Not much about the abbreviated third day between Derbyshire and Durham will live long in the memory, yet Scott Borthwick wrote his name into his county’s history books during it.
It is a pity what promises to be an exciting climax at both ends of this season’s County Championship seems to be taking place just as the weather has turned for the worst.
It would be a surprise if the Riversiders were able to equal another club record by winning a fourth straight Championship win with the midway point in terms of innings still to be reached.
Even without a victory to celebrate this evening, though, they will still have an important landmark to toast.
When he guided the ball behind square for two in the 40th over, Borthwick became only the 18th man to score 1,000 first-class runs in a season for Durham.
Championship runs rather than simply first-class are the better measure of batting prowess in these days of distinctly second-rate friendlies but with only 45 needed, it would be a massive surprise if he did not get there.
Irrespective of that, it was some achievement in the context of Borthwick’s (right) career.
He has never before managed half that in a season (480 in 2011 was his previous best) and started the campaign with only 1,198 in total for Durham.
Borthwick said: “I’m really happy with that.
“If someone had said at the start of the year I was going to get 1,000 first-class runs I’d have snapped their hands off.
“To do it in the Championship would be nice as well.”
Almost all Borthwick’s previous runs came at No.8 where flashy cameos are often more important than substantial innings – but batting at three, often coming out to face a very new ball, is no piece of cake either.
Rarely in their 21-year first-class history have Durham had a reliable performer there.
When it comes to scoring runs anywhere, the Riversiders have often had to look beyond their boundaries.
Paul Collingwood in 2005 was the last locally-born batsman to reach the mark and will be delighted to see his record go to another Wearsider.
Collingwood must take some of the credit, too. Although even Borthwick is unsure who was behind the decision, his captain has shown great faith in his batting – if not always his leg-spin bowling – by moving him up the order.
Head coach Geoff Cook – another committed supporter of the 23-year-old – argued recently that without his promotion it would have been hard to justify Borthwick’s continued selection. There have certainly been times in the last two years with Borthwick playing as a second spinner at seamer-friendly Chester-le-Street when cold cricketing logic would have told you the youngster should not have been on the team-sheet.
However, under Cook’s leadership Durham have always been as concerned with the long-term development of North East cricketers than short-term results.
Borthwick’s innings was not one which will live long in the memory, though the manner of his dismissal with a fourth century of the season begging might come back to him in the middle of the night.
Resuming yesterday morning 21 not out, he ushered Durham past 100 with a cut for four and a straight drive for three, but he and Will Smith largely left the attacking shots to one side in their 159-run partnership.

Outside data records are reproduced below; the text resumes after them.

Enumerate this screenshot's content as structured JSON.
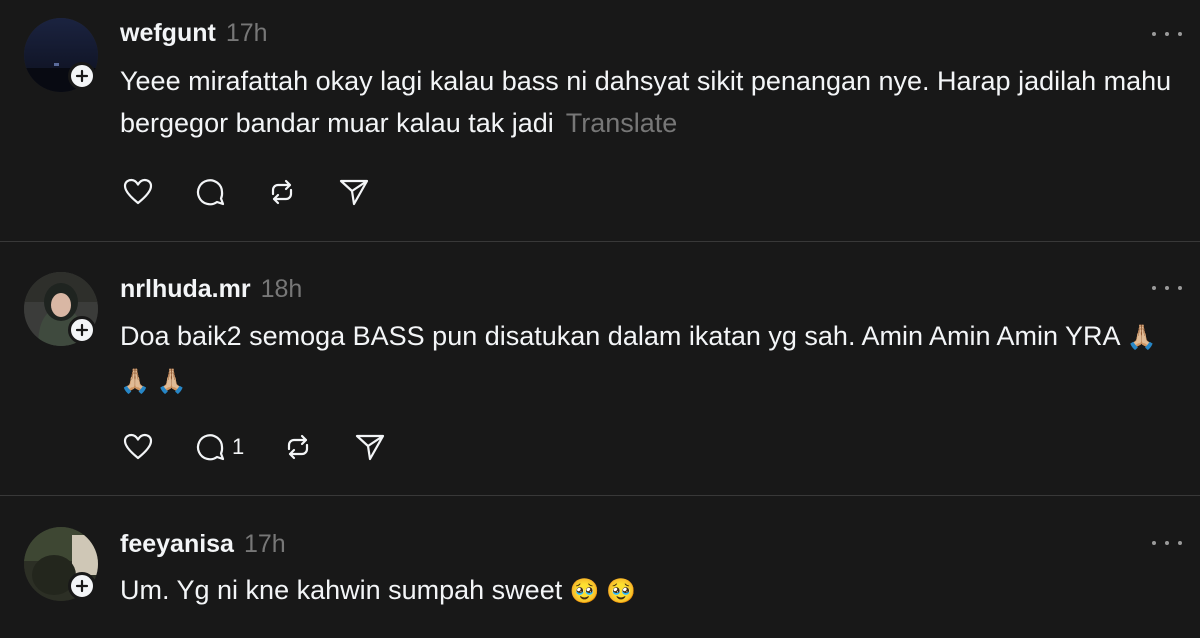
{
  "posts": [
    {
      "username": "wefgunt",
      "time": "17h",
      "text": "Yeee mirafattah okay lagi kalau bass ni dahsyat sikit penangan nye. Harap jadilah mahu bergegor bandar muar kalau tak jadi",
      "translate": "Translate",
      "reply_count": ""
    },
    {
      "username": "nrlhuda.mr",
      "time": "18h",
      "text": "Doa baik2 semoga BASS pun disatukan dalam ikatan yg sah. Amin Amin Amin YRA",
      "emojis": "🙏🏼 🙏🏼 🙏🏼",
      "reply_count": "1"
    },
    {
      "username": "feeyanisa",
      "time": "17h",
      "text": "Um. Yg ni kne kahwin sumpah sweet",
      "emojis": "🥹 🥹"
    }
  ],
  "icons": [
    "heart-icon",
    "comment-icon",
    "repost-icon",
    "share-icon",
    "more-icon",
    "follow-plus-icon"
  ],
  "colors": {
    "background": "#181818",
    "text": "#f3f5f7",
    "muted": "#777777",
    "divider": "#383838"
  }
}
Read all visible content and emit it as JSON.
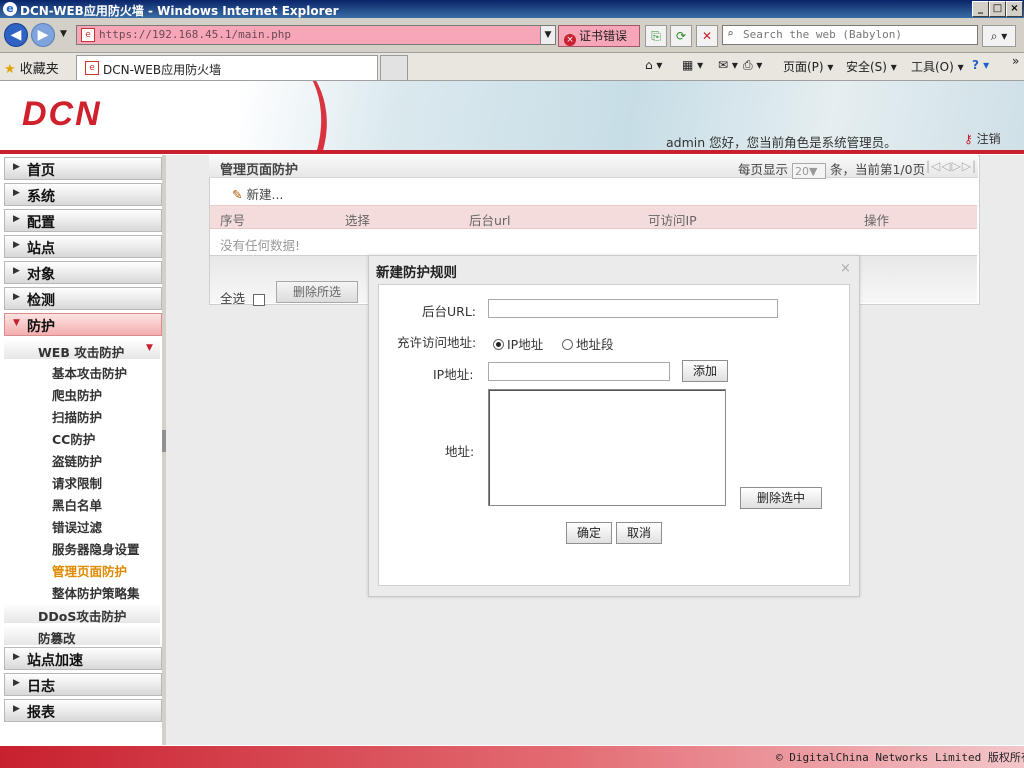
{
  "window": {
    "title": "DCN-WEB应用防火墙 - Windows Internet Explorer",
    "min": "_",
    "max": "□",
    "close": "×"
  },
  "addressbar": {
    "url": "https://192.168.45.1/main.php",
    "cert_error": "证书错误",
    "search_placeholder": "Search the web (Babylon)"
  },
  "favbar": {
    "favorites": "收藏夹",
    "tab_title": "DCN-WEB应用防火墙",
    "page_menu": "页面(P)",
    "safety_menu": "安全(S)",
    "tools_menu": "工具(O)"
  },
  "header": {
    "logo": "DCN",
    "user_info": "admin 您好，您当前角色是系统管理员。",
    "logout": "注销"
  },
  "sidebar": {
    "menus": [
      "首页",
      "系统",
      "配置",
      "站点",
      "对象",
      "检测",
      "防护"
    ],
    "web_attack": "WEB 攻击防护",
    "sub_items": [
      "基本攻击防护",
      "爬虫防护",
      "扫描防护",
      "CC防护",
      "盗链防护",
      "请求限制",
      "黑白名单",
      "错误过滤",
      "服务器隐身设置",
      "管理页面防护",
      "整体防护策略集"
    ],
    "ddos": "DDoS攻击防护",
    "tamper": "防篡改",
    "bottom_menus": [
      "站点加速",
      "日志",
      "报表"
    ]
  },
  "panel": {
    "title": "管理页面防护",
    "paging_prefix": "每页显示",
    "page_size": "20",
    "paging_suffix": "条，当前第1/0页",
    "new": "新建...",
    "columns": [
      "序号",
      "选择",
      "后台url",
      "可访问IP",
      "操作"
    ],
    "empty": "没有任何数据!",
    "select_all": "全选",
    "delete_selected": "删除所选"
  },
  "modal": {
    "title": "新建防护规则",
    "close": "×",
    "url_label": "后台URL:",
    "allow_label": "充许访问地址:",
    "opt_ip": "IP地址",
    "opt_range": "地址段",
    "ip_label": "IP地址:",
    "add": "添加",
    "addr_label": "地址:",
    "delete_selected": "删除选中",
    "ok": "确定",
    "cancel": "取消"
  },
  "footer": {
    "copyright": "© DigitalChina Networks Limited 版权所有"
  }
}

Between them they made 180 off 409 deliveries.
The pitch was as slow as the cricket and while the playing-and-missing largely died away after the opening hour, it was not replaced by any flurry of runs. Just 175 were scored in 74.1 overs before bad light, then rain, stopped play shortly after tea.
He could have been run out on 69, but Paul Borrington missed the stumps from gully.
Having batted so doggedly for over four hours – he and Smith scored 13 in the first 11 overs after lunch – he needed just 11 more for a century when he pulled a full toss from his former Durham team-mate Shivnarine Chanderpaul to mid-on.
Borthwick admitted: “It was a massive full toss and I managed to hit it straight to mid-on.
“It was disappointing because I thought Smudge (Smith) and I batted well.”
Smith made it to the second new ball, which Derbyshire could not use as well as their guests had, but also went in the 80s.
He tried too late to take the bat away from a Mark Footitt delivery and was caught in the slips.
Fifty-nine behind at tea and with their prospects of forcing a victory slim even before the early finish, the emphasis must be on bonus points for what is left of Durham’s innings.
They have four already from the contest and need another 43 runs in 15.5 overs to get a fifth. It would also give them a first-innings lead.
Fifty more would be better still, but highly unlikely on the evidence of the first three days.
Still, Collingwood – who reached his own milestone – with his 13,000th first-cass run and the rest should enjoy trying.
Second-placed Yorkshire have picked up six points against Sussex and could yet force victory but that – like so much at this time of the season – may hang on the weather.
Each day of next week’s home match against Nottinghamshire will start at 10.15am. The extra 15 minutes per day are to allow the last to finish an hour earlier. The visitors play Glamorgan in the YB40 final at Lord’s on Saturday.